Damaris Mounlom, who runs an NGO for women's health and development, blew the whistle on the financial irregularities in the Provincial Technical Group, where the accused worked.
"When we went to the field we found that every local committee have spent the money in the corruption," she says.
"The people responsible came to see them and said, 'Give me 200,000 because I am here, I have spent the petrol. I must teach you how to protect yourself. Give me 200,000.' - and so on."
But when Mrs Mounlom blew the whistle, she found herself blacklisted by the health ministry, and has now been removed from the National Aids Strategy Committee.
And corruption means donors are now asking whether there is sufficient return for their investment.
Francois Mkounga, who oversees the World Bank's HIV project - a loan of $50m (£25m) - says they are trying to improve the situation, but there is only so much they can do.
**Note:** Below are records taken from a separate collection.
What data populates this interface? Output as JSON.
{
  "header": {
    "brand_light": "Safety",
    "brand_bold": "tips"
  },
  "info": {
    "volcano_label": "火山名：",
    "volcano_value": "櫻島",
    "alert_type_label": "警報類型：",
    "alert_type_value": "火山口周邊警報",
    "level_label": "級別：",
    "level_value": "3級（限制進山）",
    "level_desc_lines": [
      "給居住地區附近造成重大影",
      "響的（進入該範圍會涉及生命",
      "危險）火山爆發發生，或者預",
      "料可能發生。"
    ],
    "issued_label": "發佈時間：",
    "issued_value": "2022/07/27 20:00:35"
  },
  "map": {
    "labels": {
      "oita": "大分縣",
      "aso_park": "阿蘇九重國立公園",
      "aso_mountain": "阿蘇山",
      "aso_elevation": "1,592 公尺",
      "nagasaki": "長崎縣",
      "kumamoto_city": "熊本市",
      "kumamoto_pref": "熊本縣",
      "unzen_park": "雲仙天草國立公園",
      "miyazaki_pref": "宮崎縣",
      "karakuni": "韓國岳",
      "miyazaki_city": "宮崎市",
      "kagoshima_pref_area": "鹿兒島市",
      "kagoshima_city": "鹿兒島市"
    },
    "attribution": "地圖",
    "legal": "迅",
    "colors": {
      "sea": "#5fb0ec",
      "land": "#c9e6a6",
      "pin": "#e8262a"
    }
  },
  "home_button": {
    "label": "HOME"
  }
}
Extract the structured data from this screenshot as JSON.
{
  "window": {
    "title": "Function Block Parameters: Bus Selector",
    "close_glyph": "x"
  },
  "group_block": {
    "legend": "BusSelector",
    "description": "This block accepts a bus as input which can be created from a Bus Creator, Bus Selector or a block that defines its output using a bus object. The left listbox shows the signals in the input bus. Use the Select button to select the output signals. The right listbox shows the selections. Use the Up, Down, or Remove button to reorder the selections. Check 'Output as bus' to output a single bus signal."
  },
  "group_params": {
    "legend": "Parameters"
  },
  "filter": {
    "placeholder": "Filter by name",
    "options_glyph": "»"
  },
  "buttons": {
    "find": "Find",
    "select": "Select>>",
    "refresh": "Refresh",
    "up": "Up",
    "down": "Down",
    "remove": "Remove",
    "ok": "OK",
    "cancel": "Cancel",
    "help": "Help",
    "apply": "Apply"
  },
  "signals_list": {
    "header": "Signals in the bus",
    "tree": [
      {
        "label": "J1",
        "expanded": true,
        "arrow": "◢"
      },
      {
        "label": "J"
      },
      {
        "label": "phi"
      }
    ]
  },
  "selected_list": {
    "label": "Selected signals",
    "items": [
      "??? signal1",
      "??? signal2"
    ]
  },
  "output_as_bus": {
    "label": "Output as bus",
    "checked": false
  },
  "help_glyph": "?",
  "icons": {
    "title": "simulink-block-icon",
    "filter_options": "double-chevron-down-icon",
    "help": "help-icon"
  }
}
"If the civil society is not providing good information on what is being done on the field it will be very difficult to address those issues of corruption," he explains.
"There will be always allegations, but no way to address specific issues.
"We need to have a clear view of the mechanism being put in place by people dealing with corruption... we discuss with the government and try to get the government to understand where things are not working well.
"It's a challenge every day."
Story from BBC NEWS.